This is the first drug that has been approved to treat this rare neurological disorder, as previous treatments have been for managing symptoms only. As such, Koselugo has provided a major breakthrough in treatment for NF1 patients, as it has demonstrated that it can shrink tumours and increase the quality of life for children with this disease. By 2026, GlobalData forecasts total annual revenue of $206M for Koselugo.

Selumetinib was originally developed by Array BioPharma, which back in 2003 announced a licensing and collaboration agreement to develop selumetinib with AstraZeneca. Since 2003, AstraZeneca has looked to develop selumetinib for several indications; however, it has seen a string of failures, including in thyroid cancer, metastatic uveal melanoma, and non-small cell lung cancer. Seventeen years later, the acquisition of selumetinib is finally paying out for AstraZeneca, which is now jointly developing selumetinib with Merck & Co., with the approval of Koselugo for its first indication. Approval for Koselugo in Europe is expected to follow, with a marketing authorization application submitted to the EMA in Q1 2020.
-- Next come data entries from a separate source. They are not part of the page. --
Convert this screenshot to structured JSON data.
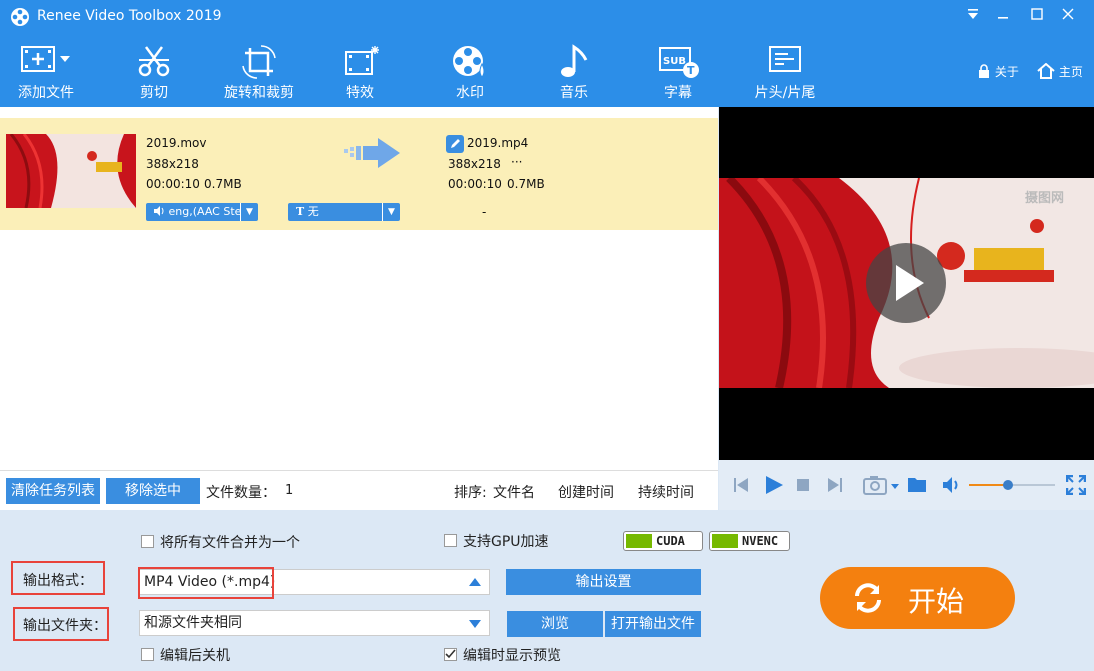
{
  "window": {
    "title": "Renee Video Toolbox 2019"
  },
  "toolbar": {
    "items": [
      {
        "label": "添加文件",
        "icon": "add-file-icon"
      },
      {
        "label": "剪切",
        "icon": "scissors-icon"
      },
      {
        "label": "旋转和裁剪",
        "icon": "rotate-crop-icon"
      },
      {
        "label": "特效",
        "icon": "effects-icon"
      },
      {
        "label": "水印",
        "icon": "watermark-icon"
      },
      {
        "label": "音乐",
        "icon": "music-icon"
      },
      {
        "label": "字幕",
        "icon": "subtitle-icon"
      },
      {
        "label": "片头/片尾",
        "icon": "intro-outro-icon"
      }
    ],
    "about": "关于",
    "home": "主页"
  },
  "task": {
    "source": {
      "name": "2019.mov",
      "resolution": "388x218",
      "duration": "00:00:10",
      "size": "0.7MB"
    },
    "output": {
      "name": "2019.mp4",
      "resolution": "388x218",
      "more": "···",
      "duration": "00:00:10",
      "size": "0.7MB"
    },
    "audio_track": "eng,(AAC Ste",
    "subtitle": "无",
    "dash": "-"
  },
  "listbar": {
    "clear": "清除任务列表",
    "remove": "移除选中",
    "count_label": "文件数量：",
    "count": "1",
    "sort_label": "排序:",
    "sort_name": "文件名",
    "sort_created": "创建时间",
    "sort_duration": "持续时间"
  },
  "preview": {
    "watermark": "摄图网"
  },
  "player": {
    "volume": 0.45
  },
  "settings": {
    "merge": "将所有文件合并为一个",
    "gpu": "支持GPU加速",
    "cuda": "CUDA",
    "nvenc": "NVENC",
    "format_label": "输出格式：",
    "format_value": "MP4 Video (*.mp4)",
    "output_settings": "输出设置",
    "folder_label": "输出文件夹：",
    "folder_value": "和源文件夹相同",
    "browse": "浏览",
    "open_output": "打开输出文件",
    "shutdown": "编辑后关机",
    "show_preview": "编辑时显示预览",
    "show_preview_checked": true,
    "start": "开始"
  }
}
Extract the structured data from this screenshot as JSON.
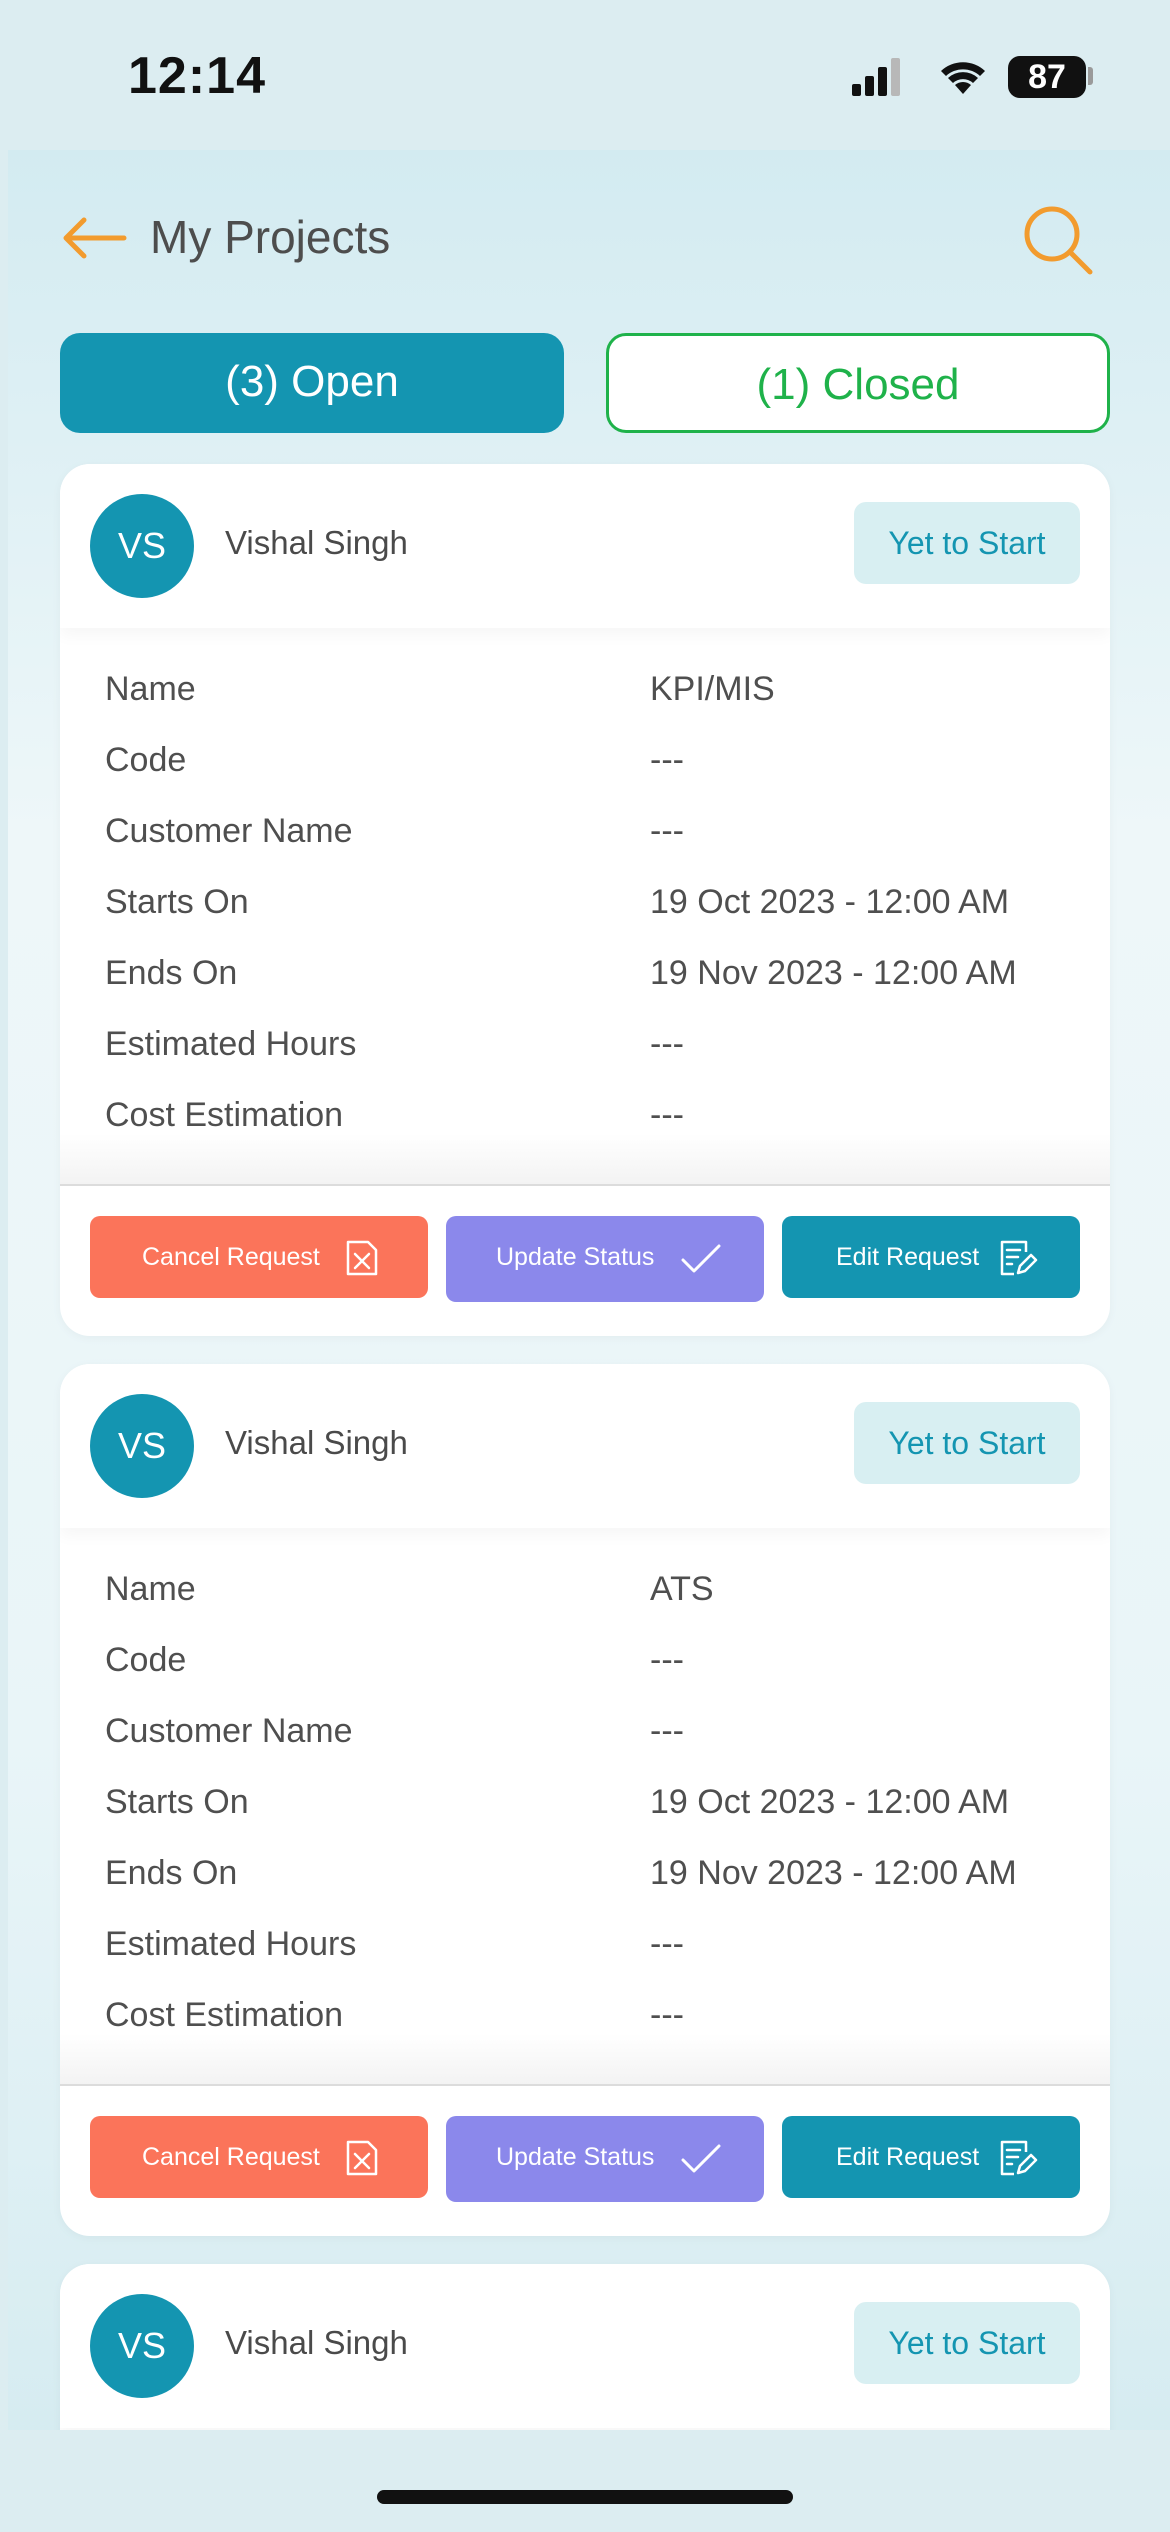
{
  "status_bar": {
    "time": "12:14",
    "battery": "87"
  },
  "header": {
    "title": "My Projects"
  },
  "tabs": {
    "open_label": "(3) Open",
    "closed_label": "(1) Closed"
  },
  "cards": [
    {
      "initials": "VS",
      "owner": "Vishal Singh",
      "status": "Yet to Start",
      "rows": [
        {
          "label": "Name",
          "value": "KPI/MIS"
        },
        {
          "label": "Code",
          "value": "---"
        },
        {
          "label": "Customer Name",
          "value": "---"
        },
        {
          "label": "Starts On",
          "value": "19 Oct 2023 - 12:00 AM"
        },
        {
          "label": "Ends On",
          "value": "19 Nov 2023 - 12:00 AM"
        },
        {
          "label": "Estimated Hours",
          "value": "---"
        },
        {
          "label": "Cost Estimation",
          "value": "---"
        }
      ],
      "actions": {
        "cancel": "Cancel Request",
        "update": "Update Status",
        "edit": "Edit Request"
      }
    },
    {
      "initials": "VS",
      "owner": "Vishal Singh",
      "status": "Yet to Start",
      "rows": [
        {
          "label": "Name",
          "value": "ATS"
        },
        {
          "label": "Code",
          "value": "---"
        },
        {
          "label": "Customer Name",
          "value": "---"
        },
        {
          "label": "Starts On",
          "value": "19 Oct 2023 - 12:00 AM"
        },
        {
          "label": "Ends On",
          "value": "19 Nov 2023 - 12:00 AM"
        },
        {
          "label": "Estimated Hours",
          "value": "---"
        },
        {
          "label": "Cost Estimation",
          "value": "---"
        }
      ],
      "actions": {
        "cancel": "Cancel Request",
        "update": "Update Status",
        "edit": "Edit Request"
      }
    },
    {
      "initials": "VS",
      "owner": "Vishal Singh",
      "status": "Yet to Start"
    }
  ],
  "colors": {
    "accent": "#1495b1",
    "closed_green": "#1fb24a",
    "back_arrow": "#f29b2e",
    "cancel": "#fb745a",
    "update": "#8b88eb",
    "edit": "#1495b1"
  }
}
AstraZeneca will be looking for a fast roll-out for Koselugo, which could be challenging given the current pandemic situation with Covid-19. However, as a rare disorder that had no treatment options, there are specific advocacy groups for NF1 that AstraZeneca can target, so it is likely that patient awareness of the availability of this new drug will be high, which should help with the launch of Koselugo.